ASSIGNED TASK: Print out the entries exactly, and include each one.

PROVIDED ENTRIES:
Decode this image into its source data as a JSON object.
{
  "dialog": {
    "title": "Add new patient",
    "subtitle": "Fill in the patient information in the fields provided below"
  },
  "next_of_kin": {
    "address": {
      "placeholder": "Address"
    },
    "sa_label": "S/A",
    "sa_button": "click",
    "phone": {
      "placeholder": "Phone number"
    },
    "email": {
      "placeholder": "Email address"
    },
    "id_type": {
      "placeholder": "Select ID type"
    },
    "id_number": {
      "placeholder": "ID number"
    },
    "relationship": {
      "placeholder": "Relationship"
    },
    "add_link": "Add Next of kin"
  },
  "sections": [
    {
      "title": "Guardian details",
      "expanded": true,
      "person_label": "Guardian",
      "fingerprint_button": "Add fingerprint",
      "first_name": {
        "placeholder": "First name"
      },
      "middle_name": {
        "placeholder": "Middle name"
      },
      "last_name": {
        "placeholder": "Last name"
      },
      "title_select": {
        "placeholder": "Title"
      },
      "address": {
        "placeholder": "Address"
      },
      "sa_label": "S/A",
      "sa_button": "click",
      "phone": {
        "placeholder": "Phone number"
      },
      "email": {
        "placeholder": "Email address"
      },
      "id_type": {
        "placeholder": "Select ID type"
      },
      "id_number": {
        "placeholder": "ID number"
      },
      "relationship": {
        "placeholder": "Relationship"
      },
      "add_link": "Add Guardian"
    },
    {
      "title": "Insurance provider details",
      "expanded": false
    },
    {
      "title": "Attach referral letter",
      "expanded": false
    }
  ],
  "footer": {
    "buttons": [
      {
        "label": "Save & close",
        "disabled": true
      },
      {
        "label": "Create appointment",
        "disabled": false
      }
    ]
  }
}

FINAL ANSWER:
Decode this image into its source data as a JSON object.
{
  "dialog": {
    "title": "Add new patient",
    "subtitle": "Fill in the patient information in the fields provided below"
  },
  "next_of_kin": {
    "address": {
      "placeholder": "Address"
    },
    "sa_label": "S/A",
    "sa_button": "click",
    "phone": {
      "placeholder": "Phone number"
    },
    "email": {
      "placeholder": "Email address"
    },
    "id_type": {
      "placeholder": "Select ID type"
    },
    "id_number": {
      "placeholder": "ID number"
    },
    "relationship": {
      "placeholder": "Relationship"
    },
    "add_link": "Add Next of kin"
  },
  "sections": [
    {
      "title": "Guardian details",
      "expanded": true,
      "person_label": "Guardian",
      "fingerprint_button": "Add fingerprint",
      "first_name": {
        "placeholder": "First name"
      },
      "middle_name": {
        "placeholder": "Middle name"
      },
      "last_name": {
        "placeholder": "Last name"
      },
      "title_select": {
        "placeholder": "Title"
      },
      "address": {
        "placeholder": "Address"
      },
      "sa_label": "S/A",
      "sa_button": "click",
      "phone": {
        "placeholder": "Phone number"
      },
      "email": {
        "placeholder": "Email address"
      },
      "id_type": {
        "placeholder": "Select ID type"
      },
      "id_number": {
        "placeholder": "ID number"
      },
      "relationship": {
        "placeholder": "Relationship"
      },
      "add_link": "Add Guardian"
    },
    {
      "title": "Insurance provider details",
      "expanded": false
    },
    {
      "title": "Attach referral letter",
      "expanded": false
    }
  ],
  "footer": {
    "buttons": [
      {
        "label": "Save & close",
        "disabled": true
      },
      {
        "label": "Create appointment",
        "disabled": false
      }
    ]
  }
}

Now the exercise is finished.